If my view is correct, then it affords a fresh angle on the path that Beethoven followed in his late works. The first of the two Cello Sonatas Op.102 (composed in 1815), though wonderful in its own right, may be seen as an experimental forerunner for the Piano Sonata Op.101 (1813-16) which thus forms the definitive point of departure for ‘late Beethoven’. The remaining piano sonatas and string quartets explore regions beyond human ‘head and heart’ as Beethoven resigned himself to the denial in this life of the human emotional fulfilment for which he yearned. This exploration took Beethoven on a highly personal journey into realms where few, if any, can follow with a sure understanding—though there have been, as there will always remain, many pretenders.
But what of the Immortal Beloved? The sonata voices a deeply intimate personal crisis of a kind that would be understood by its dedicatee. Without overstepping the bounds of propriety, Beethoven wrote his formal letter of dedication of the work to his friend and pupil of many years, Dorothea Ertmann, one of the finest pianists in Vienna and a specialist in the interepretation of Beethoven’s works: “Now please accept what was long intended for you, and what may offer proof of my admiration for your talent as an artist, and of my attachment to you personally.”
As the composer could probably rely on the Baroness to guess what this ‘long intended’ sonata was about, he possibly felt some need to set up a public camouflage of innocent afterthought in the curious letter he wrote to his publishers, Steiner & Co.: “By chance I have hit upon the following dedication for the new Sonata: Sonata for the Pianoforte or Hammerclavier composed and dedicated to Baroness Dorothea Ertmann, née Graumann by Ludwig van Beethoven. If the title is already made, I have the two following proposals: either I pay for the one title, that is at my cost, or it is to be kept for another new Sonata of mine, ..... I beg you to observe the strictest silence with regard to the dedication, as I wish it to come as a great surprise.” (Kalischer, 1926).
It seems to me highly unlikely that Beethoven would have dedicated this sonata to a female who was not the object of the first movement’s dream. Of course, this would not, of itself, serve to identify the Baroness as the Immortal Beloved to whom the famous letter was addressed. However, these ideas would certainly provide relevant corroborative detail if Marek’s advocacy for Dorothea Ertmann were to turn out to be correct.
I believe that the interpretation of Op.101 which I offer here is emotionally and logically consistent. It is my hope that it will make this marvellous work more accessible to a larger audience, and that it may provide additional insight for students, and for performers who may choose to include it in their repertoire.
Brian Chapman ©1996
Behrend, W. (1927). Ludwig van Beethoven's Pianoforte Sonatas. Dent, London & Toronto.

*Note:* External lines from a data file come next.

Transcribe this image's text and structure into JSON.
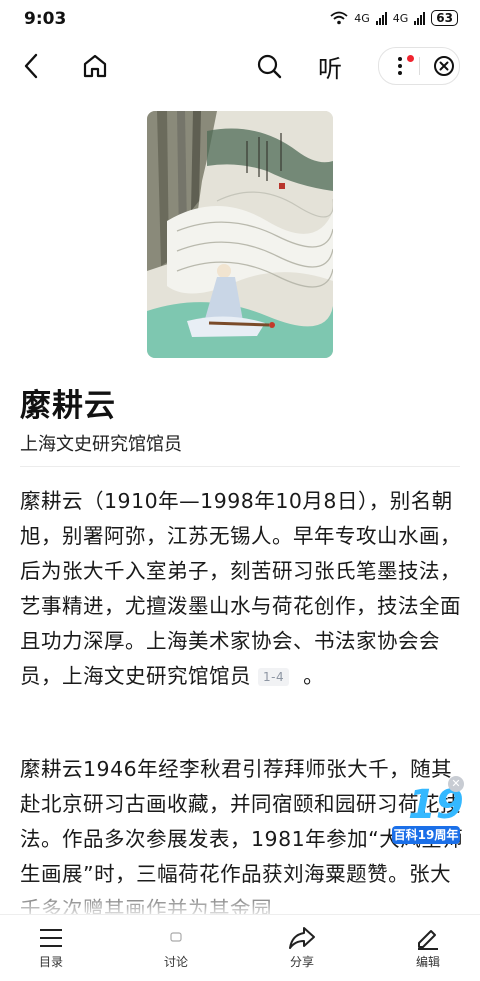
{
  "status": {
    "time": "9:03",
    "net1": "4G",
    "net2": "4G",
    "battery": "63"
  },
  "nav": {
    "listen_label": "听"
  },
  "entry": {
    "title": "縻耕云",
    "subtitle": "上海文史研究馆馆员"
  },
  "content": {
    "para1": "縻耕云（1910年—1998年10月8日），别名朝旭，别署阿弥，江苏无锡人。早年专攻山水画，后为张大千入室弟子，刻苦研习张氏笔墨技法，艺事精进，尤擅泼墨山水与荷花创作，技法全面且功力深厚。上海美术家协会、书法家协会会员，上海文史研究馆馆员",
    "para1_ref": "1-4",
    "para1_end": "。",
    "para2": "縻耕云1946年经李秋君引荐拜师张大千，随其赴北京研习古画收藏，并同宿颐和园研习荷花技法。作品多次参展发表，1981年参加“大风堂师生画展”时，三幅荷花作品获刘海粟题赞。张大千多次赠其画作并为其金园"
  },
  "badge": {
    "number": "19",
    "label": "百科19周年"
  },
  "bottom_bar": {
    "tabs": [
      {
        "label": "目录",
        "icon": "menu-icon"
      },
      {
        "label": "讨论",
        "icon": "comment-icon"
      },
      {
        "label": "分享",
        "icon": "share-icon"
      },
      {
        "label": "编辑",
        "icon": "edit-icon"
      }
    ]
  }
}
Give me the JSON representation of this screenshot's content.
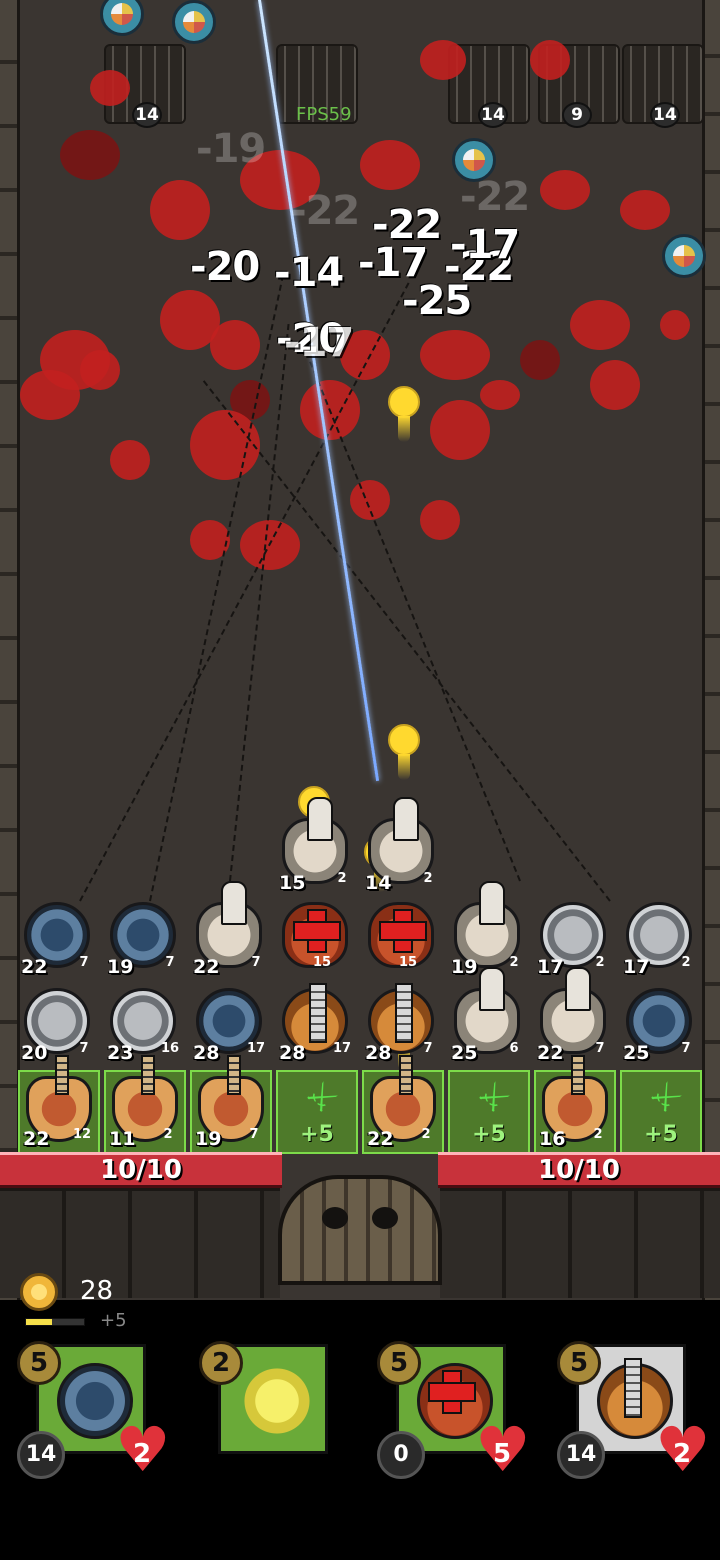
{
  "hud": {
    "fps": "FPS59",
    "coins": "28",
    "xp_gain": "+5",
    "xp_fraction": 0.45
  },
  "spawners": [
    {
      "count": "14"
    },
    {
      "count": "14"
    },
    {
      "count": "9"
    },
    {
      "count": "14"
    }
  ],
  "damage_numbers": [
    "-20",
    "-14",
    "-17",
    "-22",
    "-22",
    "-17",
    "-25",
    "-20",
    "-17",
    "-19",
    "-22",
    "-22"
  ],
  "board": {
    "row1": [
      {
        "level": "15",
        "hp": "2",
        "type": "cannon"
      },
      {
        "level": "14",
        "hp": "2",
        "type": "cannon"
      }
    ],
    "row2": [
      {
        "level": "22",
        "hp": "7",
        "type": "blue"
      },
      {
        "level": "19",
        "hp": "7",
        "type": "blue"
      },
      {
        "level": "22",
        "hp": "7",
        "type": "cannon"
      },
      {
        "level": "",
        "hp": "15",
        "type": "heal"
      },
      {
        "level": "",
        "hp": "15",
        "type": "heal"
      },
      {
        "level": "19",
        "hp": "2",
        "type": "cannon"
      },
      {
        "level": "17",
        "hp": "2",
        "type": "gray"
      },
      {
        "level": "17",
        "hp": "2",
        "type": "gray"
      }
    ],
    "row3": [
      {
        "level": "20",
        "hp": "7",
        "type": "gray"
      },
      {
        "level": "23",
        "hp": "16",
        "type": "gray"
      },
      {
        "level": "28",
        "hp": "17",
        "type": "blue"
      },
      {
        "level": "28",
        "hp": "17",
        "type": "gun"
      },
      {
        "level": "28",
        "hp": "7",
        "type": "gun"
      },
      {
        "level": "25",
        "hp": "6",
        "type": "cannon"
      },
      {
        "level": "22",
        "hp": "7",
        "type": "cannon"
      },
      {
        "level": "25",
        "hp": "7",
        "type": "blue"
      }
    ],
    "row4": [
      {
        "level": "22",
        "hp": "12",
        "type": "guitar"
      },
      {
        "level": "11",
        "hp": "2",
        "type": "guitar"
      },
      {
        "level": "19",
        "hp": "7",
        "type": "guitar"
      },
      {
        "boost": "+5"
      },
      {
        "level": "22",
        "hp": "2",
        "type": "guitar"
      },
      {
        "boost": "+5"
      },
      {
        "level": "16",
        "hp": "2",
        "type": "guitar"
      },
      {
        "boost": "+5"
      }
    ]
  },
  "walls": {
    "left_hp": "10/10",
    "right_hp": "10/10"
  },
  "cards": [
    {
      "cost": "5",
      "level": "14",
      "hp": "2",
      "type": "blue",
      "bg": "green"
    },
    {
      "cost": "2",
      "type": "spike",
      "bg": "green"
    },
    {
      "cost": "5",
      "level": "0",
      "hp": "5",
      "type": "heal",
      "bg": "green"
    },
    {
      "cost": "5",
      "level": "14",
      "hp": "2",
      "type": "gun",
      "bg": "gray"
    }
  ],
  "colors": {
    "wall_hp": "#c8323b",
    "boost": "#59e24a",
    "blood": "#c2201f",
    "projectile": "#ffd92f"
  }
}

Drake, K. (1994). The Beethoven Sonatas and the Creative Experience. Indiana University Press, Bloomington & Indianapolis.
Kalischer, A. C. (1926). Beethoven’s Letters. Translated, J. S. Shedlock; edited, A. Eaglefield-Hull. Dent & Sons, London.
Marek, G. R. (1970). Beethoven: Biography of a Genius. William Kimber, London.
Mellers, W. (1983). Beethoven and the Voice of God. Faber & Faber, London.
Shaw, G. B. (1893). Beethoven's unsterbliche Geliebte. Appearing in The World, 1 November, 1893. Compiled in Shaw’s Music, III: 14-21, edited by D. H. Laurence. Dodd, Mead & Co., New York, 1981.
Solomon, M. (1977). Beethoven. Schirmer, New York.
Taylor, K. (1987). Editor: Beethoven Piano Sonatas, Book 4. Allans, Melbourne.